22 January ~ Is it a football match or an unveiling? The Charlton fans couldn't care less. "We've got our Charlton back," they sang last week at Sheffield Wednesday, and it'll get another airing at home to Plymouth today. The arrival of Chris Powell, the second black manager currently working in the League at the first club to host an anti-racist day, is one of the better things to have happened at Charlton for a very long time. Last year Powell compared footballers' wages with the national average in order to make a point. I doubt the number of footballing professionals who would even know the average wage would be a large one.
But this fixture provokes its own, bittersweet memories, for the strangest of reasons. A decade ago, both clubs agreed to take part in a television programme called Turning the Tables. It was not a complicated premise – someone from a big business (Charlton) would go and work in a small business (Plymouth) and vice versa. "Big" person would stroll round, joking at the size difference, suggesting improvements and patting heads. "Small" person would repeat the phrase "We can only dream of such riches" or words to that effect. That was certainly how the footballing version worked.
A decade on, however, and like so many British financial schemes, it's all fallen apart.

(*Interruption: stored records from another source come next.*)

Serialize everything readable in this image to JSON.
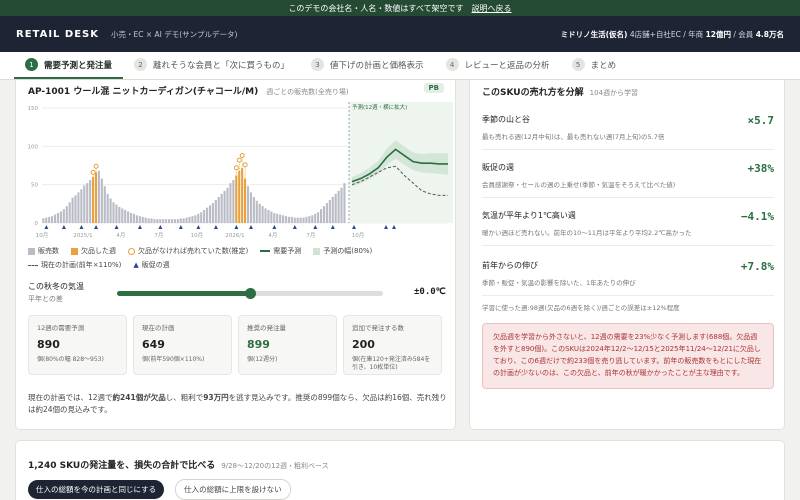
{
  "banner": {
    "text": "このデモの会社名・人名・数値はすべて架空です",
    "link": "説明へ戻る"
  },
  "header": {
    "brand": "RETAIL DESK",
    "subtitle": "小売・EC × AI デモ(サンプルデータ)",
    "company": "ミドリノ生活(仮名)",
    "company_info": "4店舗+自社EC / 年商 ",
    "revenue": "12億円",
    "members_label": " / 会員 ",
    "members": "4.8万名"
  },
  "tabs": [
    {
      "num": "1",
      "label": "需要予測と発注量"
    },
    {
      "num": "2",
      "label": "離れそうな会員と「次に買うもの」"
    },
    {
      "num": "3",
      "label": "値下げの計画と価格表示"
    },
    {
      "num": "4",
      "label": "レビューと返品の分析"
    },
    {
      "num": "5",
      "label": "まとめ"
    }
  ],
  "left": {
    "title": "AP-1001 ウール混 ニットカーディガン(チャコール/M)",
    "subtitle": "週ごとの販売数(全売り場)",
    "badge": "PB",
    "forecast_label": "予測(12週・横に拡大)",
    "legend": [
      "販売数",
      "欠品した週",
      "欠品がなければ売れていた数(推定)",
      "需要予測",
      "予測の幅(80%)",
      "現在の計画(前年×110%)",
      "販促の週"
    ],
    "slider_label": "この秋冬の気温",
    "slider_sub": "平年との差",
    "slider_value": "±0.0℃",
    "kpis": [
      {
        "label": "12週の需要予測",
        "value": "890",
        "sub": "個(80%の幅 828〜953)"
      },
      {
        "label": "現在の計画",
        "value": "649",
        "sub": "個(前年590個×110%)"
      },
      {
        "label": "推奨の発注量",
        "value": "899",
        "sub": "個(12週分)"
      },
      {
        "label": "追加で発注する数",
        "value": "200",
        "sub": "個(在庫120+発注済み584を引き、10枚単位)"
      }
    ],
    "summary_1": "現在の計画では、12週で",
    "summary_2": "約241個が欠品",
    "summary_3": "し、粗利で",
    "summary_4": "93万円",
    "summary_5": "を逃す見込みです。推奨の899個なら、欠品は約16個、売れ残りは約24個の見込みです。"
  },
  "right": {
    "title": "このSKUの売れ方を分解",
    "subtitle": "104週から学習",
    "metrics": [
      {
        "label": "季節の山と谷",
        "desc": "最も売れる週(12月中旬)は、最も売れない週(7月上旬)の5.7倍",
        "value": "×5.7"
      },
      {
        "label": "販促の週",
        "desc": "会員感謝祭・セールの週の上乗せ(季節・気温をそろえて比べた値)",
        "value": "+38%"
      },
      {
        "label": "気温が平年より1℃高い週",
        "desc": "暖かい週ほど売れない。前年の10〜11月は平年より平均2.2℃高かった",
        "value": "−4.1%"
      },
      {
        "label": "前年からの伸び",
        "desc": "季節・販促・気温の影響を除いた、1年あたりの伸び",
        "value": "+7.8%"
      }
    ],
    "footnote": "学習に使った週:98週(欠品の6週を除く)/週ごとの誤差は±12%程度",
    "note": "欠品週を学習から外さないと、12週の需要を23%少なく予測します(688個。欠品週を外すと890個)。このSKUは2024年12/2〜12/15と2025年11/24〜12/21に欠品しており、この6週だけで約233個を売り逃しています。前年の販売数をもとにした現在の計画が少ないのは、この欠品と、前年の秋が暖かかったことが主な理由です。"
  },
  "bottom": {
    "title": "1,240 SKUの発注量を、損失の合計で比べる",
    "subtitle": "9/28〜12/20の12週・粗利ベース",
    "btn1": "仕入の総額を今の計画と同じにする",
    "btn2": "仕入の総額に上限を設けない"
  },
  "chart_data": {
    "type": "bar",
    "title": "AP-1001 ウール混 ニットカーディガン(チャコール/M)",
    "ylim": [
      0,
      150
    ],
    "yticks": [
      "150",
      "100",
      "50",
      "0"
    ],
    "xticks": [
      "10月",
      "2025/1",
      "4月",
      "7月",
      "10月",
      "2026/1",
      "4月",
      "7月",
      "10月"
    ],
    "colors": {
      "sales": "#b9bcc6",
      "stockout": "#e7a23f",
      "forecast": "#2d6d43",
      "band": "#cfe4d4",
      "plan": "#555555"
    },
    "weekly_sales": [
      6,
      7,
      8,
      9,
      11,
      13,
      15,
      18,
      22,
      27,
      33,
      36,
      40,
      44,
      49,
      52,
      56,
      60,
      66,
      68,
      58,
      48,
      38,
      32,
      27,
      24,
      21,
      19,
      17,
      15,
      13,
      12,
      10,
      9,
      8,
      7,
      6,
      6,
      5,
      5,
      5,
      5,
      5,
      5,
      5,
      5,
      5,
      6,
      6,
      7,
      8,
      9,
      10,
      12,
      14,
      17,
      20,
      23,
      26,
      30,
      34,
      38,
      42,
      46,
      52,
      56,
      62,
      68,
      72,
      58,
      48,
      40,
      34,
      29,
      25,
      22,
      19,
      17,
      15,
      13,
      12,
      11,
      10,
      9,
      8,
      8,
      7,
      7,
      7,
      7,
      8,
      9,
      10,
      12,
      14,
      18,
      22,
      26,
      30,
      34,
      38,
      42,
      46,
      52
    ],
    "stockout_weeks": [
      17,
      18,
      66,
      67,
      68,
      69
    ],
    "stockout_estimated_extra": [
      6,
      8,
      10,
      14,
      16,
      18
    ],
    "promo_weeks": [
      1,
      7,
      13,
      18,
      25,
      33,
      40,
      47,
      53,
      59,
      66,
      71,
      79,
      86,
      93,
      99,
      104,
      108,
      109
    ],
    "forecast": [
      54,
      58,
      64,
      72,
      86,
      96,
      88,
      80,
      78,
      78,
      77,
      77
    ],
    "forecast_low": [
      48,
      52,
      57,
      64,
      76,
      84,
      76,
      69,
      66,
      65,
      64,
      63
    ],
    "forecast_high": [
      60,
      65,
      72,
      81,
      97,
      108,
      100,
      92,
      90,
      91,
      91,
      91
    ],
    "plan": [
      50,
      54,
      60,
      66,
      72,
      74,
      62,
      52,
      42,
      38,
      36,
      36
    ]
  }
}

Plymouth's failure to follow Charlton's advice led them to the brink of disintegration while Charlton's failure to follow Charlton's advice threatened, before a recent takeover, to achieve much the same. Both sides need money simply to survive and dreams of hitting the big time are firmly on the back burner.
They are, in their own ways, two teams who tell a similar story – of decisions wrongly made and chances ineptly taken. The whole span of footballing life exists between the two dugouts, from the first outing of Powell in one to the millionth or more of Peter Reid in the other. Since that film was made, Plymouth have employed nine different managers, Charlton seven. A couple were caretakers, a couple might as well have been, but the numbers tell the story. Between them they've lost millions, slipped down a few divisions, lost thousands of fans and just about lived to tell the tale.
And yet, despite all that, the game remains about escapism – even while it gives us ever more to escape from. Powell's arrival was sorely needed, not just at Charlton but throughout football. It's a huge responsibility but it's been handed to a level-headed individual, who appreciates what is important and what is peripheral. Most importantly, he realises that the game cannot divorce itself from reality and hope to prosper. That national average wage that footballers don't know about – that money buys the tickets, the Sky boxes and the replica nylon tat that keep the whole thing afloat.
In a small, quiet corner of the press box, those of us who have persuaded a friendly sports editor that The Valley would be a good place to spend this Saturday afternoon will be discreetly humming along to "We've got our Charlton back", wishing the game's brightest new manager, in every sense of the word, all the very best. Mick Collins